Evaluating remaining lifespan for maintenance of existing steel infrastructures
The maintenance of existing steel infrastructures such as bridges is vitally important to ensure the safety of our society. Ongoing monitoring, inspection, and evaluation are key processes in these maintenance programs. However, it is difficult to evaluate the actual remaining capacity and lifespan of infrastructures from current inspection methods.
Now, Eiichi Sasaki and his colleagues are aiming to develop efficient maintenance systems especially for steel structures. In the development of such a system, the quantitative evaluation of the remaining capacity of structures is one of the most important variables to ascertain.
The team investigated the effects of various types of damage on steel bridges and developed an evaluation method for efficient maintenance systems.
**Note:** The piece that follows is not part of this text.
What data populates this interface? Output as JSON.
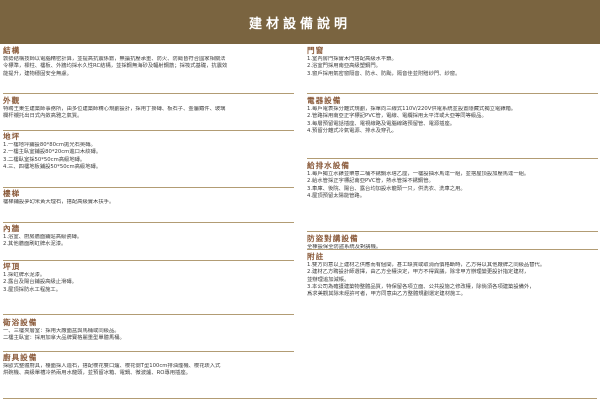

They conducted real-scale experiments and detailed numerical modeling to uncover the variety of damage patterns in actual structures.
The investigations by Sasaki's team revealed that in both shear, and shear-bending, cases, the ratio of width-thickness ratios between damaged and un-damaged regions is the governing parameter to determine the remaining capacity.
Their final evaluation method proposes using this new governing parameter as a useful method of interpreting results from the inspection of steel bridges.
"Analytical demonstrations to assess residual bearing capacities of steel plate girder ends with stiffeners damaged by corrosion." Structure and Infrastructure Engineering 10, 69-79 (2014). DOI: 10.1080/15732479.2012.697904
"Finite element investigation of shear capacity of locally corroded end panel of steel plate girder." International Journal of Steel Structures 13, 623-633 (2013). DOI: 10.1007/s13296-013-4004-z